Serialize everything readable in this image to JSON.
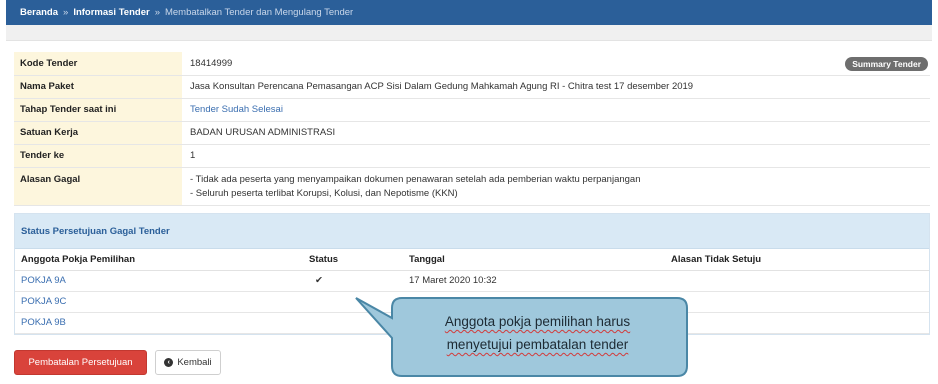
{
  "breadcrumb": {
    "items": [
      "Beranda",
      "Informasi Tender",
      "Membatalkan Tender dan Mengulang Tender"
    ],
    "separator": "»"
  },
  "info": {
    "rows": [
      {
        "label": "Kode Tender",
        "value": "18414999"
      },
      {
        "label": "Nama Paket",
        "value": "Jasa Konsultan Perencana Pemasangan ACP Sisi Dalam Gedung Mahkamah Agung RI - Chitra test 17 desember 2019"
      },
      {
        "label": "Tahap Tender saat ini",
        "value": "Tender Sudah Selesai"
      },
      {
        "label": "Satuan Kerja",
        "value": "BADAN URUSAN ADMINISTRASI"
      },
      {
        "label": "Tender ke",
        "value": "1"
      },
      {
        "label": "Alasan Gagal",
        "line1": "- Tidak ada peserta yang menyampaikan dokumen penawaran setelah ada pemberian waktu perpanjangan",
        "line2": "- Seluruh peserta terlibat Korupsi, Kolusi, dan Nepotisme (KKN)"
      }
    ],
    "summary_badge": "Summary Tender"
  },
  "approval": {
    "title": "Status Persetujuan Gagal Tender",
    "columns": [
      "Anggota Pokja Pemilihan",
      "Status",
      "Tanggal",
      "Alasan Tidak Setuju"
    ],
    "rows": [
      {
        "member": "POKJA 9A",
        "status": "✔",
        "date": "17 Maret 2020 10:32",
        "reason": ""
      },
      {
        "member": "POKJA 9C",
        "status": "",
        "date": "",
        "reason": ""
      },
      {
        "member": "POKJA 9B",
        "status": "",
        "date": "",
        "reason": ""
      }
    ]
  },
  "actions": {
    "cancel_label": "Pembatalan Persetujuan",
    "back_label": "Kembali",
    "back_icon": "circle-arrow-left-icon"
  },
  "callout": {
    "line1": "Anggota pokja pemilihan harus",
    "line2": "menyetujui pembatalan tender"
  },
  "colors": {
    "header_blue": "#2b5f99",
    "label_bg": "#fdf6dd",
    "panel_head_bg": "#d9e9f5",
    "danger": "#d9433b",
    "callout_fill": "#9fc8dc",
    "callout_border": "#4a87a6"
  }
}
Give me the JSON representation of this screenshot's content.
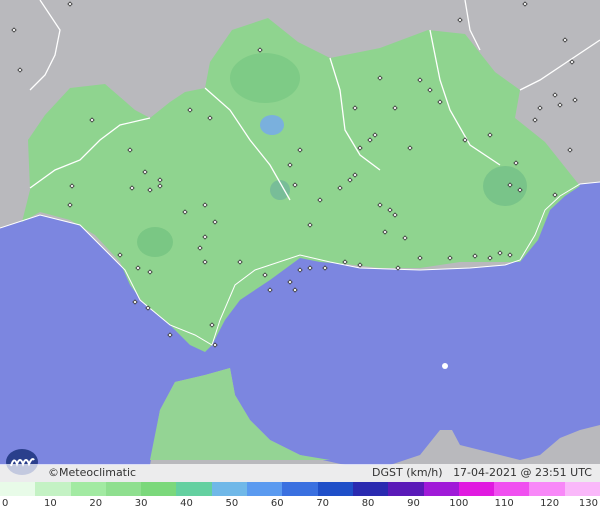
{
  "map": {
    "brand": "©Meteoclimatic",
    "variable": "DGST (km/h)",
    "timestamp": "17-04-2021 @ 23:51 UTC",
    "colors": {
      "sea": "#7c86e0",
      "land_region": "#8fd48f",
      "land_outside": "#b9b9bd",
      "border": "#ffffff"
    },
    "legend": {
      "ticks": [
        "0",
        "10",
        "20",
        "30",
        "40",
        "50",
        "60",
        "70",
        "80",
        "90",
        "100",
        "110",
        "120",
        "130"
      ],
      "colors": [
        "#e8fbe8",
        "#c4f2c4",
        "#a2eaa2",
        "#8fdf8f",
        "#7bd87b",
        "#64d0a0",
        "#70b8e8",
        "#5a9af0",
        "#3a70e0",
        "#1f4fc8",
        "#2a2ab0",
        "#5a1ab8",
        "#a01ad8",
        "#e01ae0",
        "#f050f0",
        "#f888f8",
        "#fab8fa"
      ]
    }
  }
}
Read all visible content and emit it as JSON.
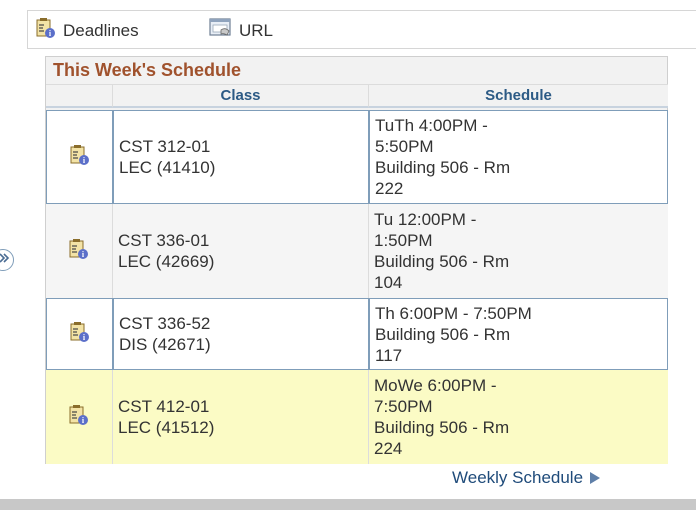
{
  "top_links": [
    {
      "label": "Deadlines",
      "icon": "deadlines-icon"
    },
    {
      "label": "URL",
      "icon": "url-icon"
    }
  ],
  "panel": {
    "title": "This Week's Schedule",
    "columns": [
      "Class",
      "Schedule"
    ],
    "rows": [
      {
        "class_line1": "CST 312-01",
        "class_line2": "LEC (41410)",
        "schedule_lines": [
          "TuTh 4:00PM -",
          "5:50PM",
          "Building 506 - Rm",
          "222"
        ]
      },
      {
        "class_line1": "CST 336-01",
        "class_line2": "LEC (42669)",
        "schedule_lines": [
          "Tu 12:00PM -",
          "1:50PM",
          "Building 506 - Rm",
          "104"
        ]
      },
      {
        "class_line1": "CST 336-52",
        "class_line2": "DIS (42671)",
        "schedule_lines": [
          "Th 6:00PM - 7:50PM",
          "Building 506 - Rm",
          "117"
        ]
      },
      {
        "class_line1": "CST 412-01",
        "class_line2": "LEC (41512)",
        "schedule_lines": [
          "MoWe 6:00PM -",
          "7:50PM",
          "Building 506 - Rm",
          "224"
        ]
      }
    ]
  },
  "footer": {
    "weekly_schedule_label": "Weekly Schedule"
  },
  "colors": {
    "title": "#a0522d",
    "header": "#2c5a85",
    "link": "#1f4b7a",
    "highlight": "#fbfbc5"
  }
}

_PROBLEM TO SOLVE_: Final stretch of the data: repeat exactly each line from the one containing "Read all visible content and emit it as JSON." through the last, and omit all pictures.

_SOLUTION FOR THIS PROBLEM_:
Read all visible content and emit it as JSON.
{
  "top_links": [
    {
      "label": "Deadlines",
      "icon": "deadlines-icon"
    },
    {
      "label": "URL",
      "icon": "url-icon"
    }
  ],
  "panel": {
    "title": "This Week's Schedule",
    "columns": [
      "Class",
      "Schedule"
    ],
    "rows": [
      {
        "class_line1": "CST 312-01",
        "class_line2": "LEC (41410)",
        "schedule_lines": [
          "TuTh 4:00PM -",
          "5:50PM",
          "Building 506 - Rm",
          "222"
        ]
      },
      {
        "class_line1": "CST 336-01",
        "class_line2": "LEC (42669)",
        "schedule_lines": [
          "Tu 12:00PM -",
          "1:50PM",
          "Building 506 - Rm",
          "104"
        ]
      },
      {
        "class_line1": "CST 336-52",
        "class_line2": "DIS (42671)",
        "schedule_lines": [
          "Th 6:00PM - 7:50PM",
          "Building 506 - Rm",
          "117"
        ]
      },
      {
        "class_line1": "CST 412-01",
        "class_line2": "LEC (41512)",
        "schedule_lines": [
          "MoWe 6:00PM -",
          "7:50PM",
          "Building 506 - Rm",
          "224"
        ]
      }
    ]
  },
  "footer": {
    "weekly_schedule_label": "Weekly Schedule"
  },
  "colors": {
    "title": "#a0522d",
    "header": "#2c5a85",
    "link": "#1f4b7a",
    "highlight": "#fbfbc5"
  }
}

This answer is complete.